What the task requires:
Leaving out all images, return the entries below exactly.

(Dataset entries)
+++
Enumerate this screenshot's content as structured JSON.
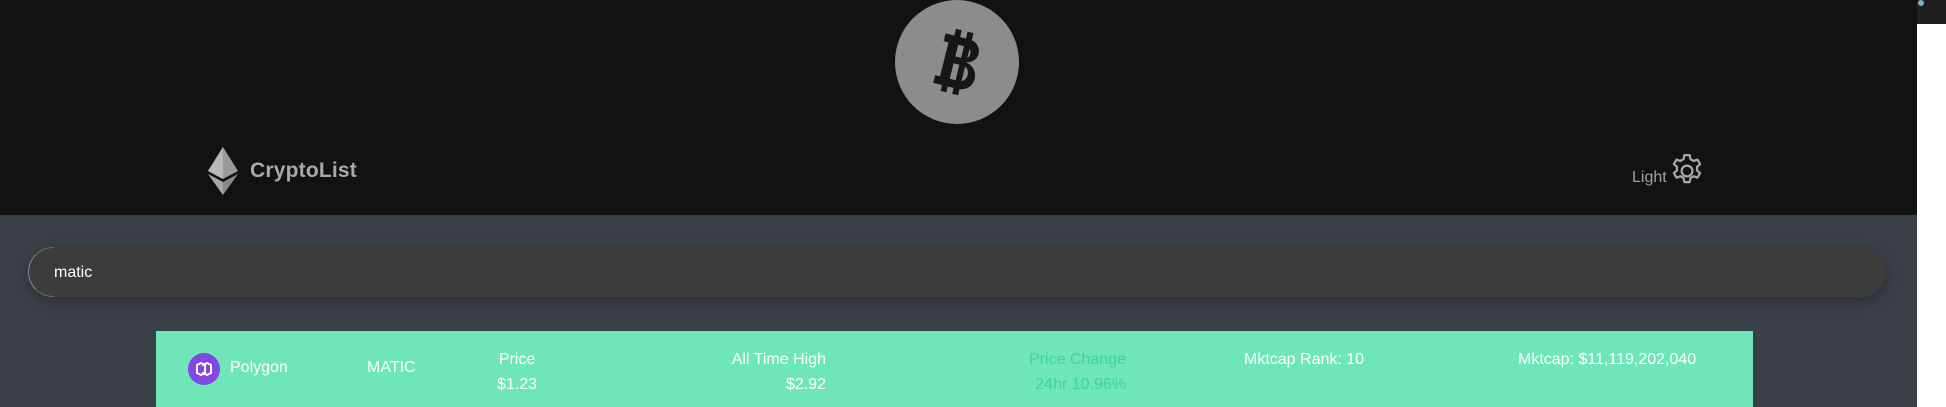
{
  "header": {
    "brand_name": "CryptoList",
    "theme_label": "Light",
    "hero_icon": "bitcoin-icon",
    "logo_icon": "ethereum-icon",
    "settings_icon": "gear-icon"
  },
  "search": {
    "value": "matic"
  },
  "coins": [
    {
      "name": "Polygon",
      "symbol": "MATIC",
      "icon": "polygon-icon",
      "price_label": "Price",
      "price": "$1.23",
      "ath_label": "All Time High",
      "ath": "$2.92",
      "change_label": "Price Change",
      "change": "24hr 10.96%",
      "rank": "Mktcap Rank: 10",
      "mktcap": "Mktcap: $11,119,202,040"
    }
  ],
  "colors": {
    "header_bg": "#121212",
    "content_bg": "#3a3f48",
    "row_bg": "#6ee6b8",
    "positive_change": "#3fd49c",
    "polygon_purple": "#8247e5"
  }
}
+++
Result for this task:
Enumerate this screenshot's content as structured JSON.
{
  "header": {
    "brand_name": "CryptoList",
    "theme_label": "Light",
    "hero_icon": "bitcoin-icon",
    "logo_icon": "ethereum-icon",
    "settings_icon": "gear-icon"
  },
  "search": {
    "value": "matic"
  },
  "coins": [
    {
      "name": "Polygon",
      "symbol": "MATIC",
      "icon": "polygon-icon",
      "price_label": "Price",
      "price": "$1.23",
      "ath_label": "All Time High",
      "ath": "$2.92",
      "change_label": "Price Change",
      "change": "24hr 10.96%",
      "rank": "Mktcap Rank: 10",
      "mktcap": "Mktcap: $11,119,202,040"
    }
  ],
  "colors": {
    "header_bg": "#121212",
    "content_bg": "#3a3f48",
    "row_bg": "#6ee6b8",
    "positive_change": "#3fd49c",
    "polygon_purple": "#8247e5"
  }
}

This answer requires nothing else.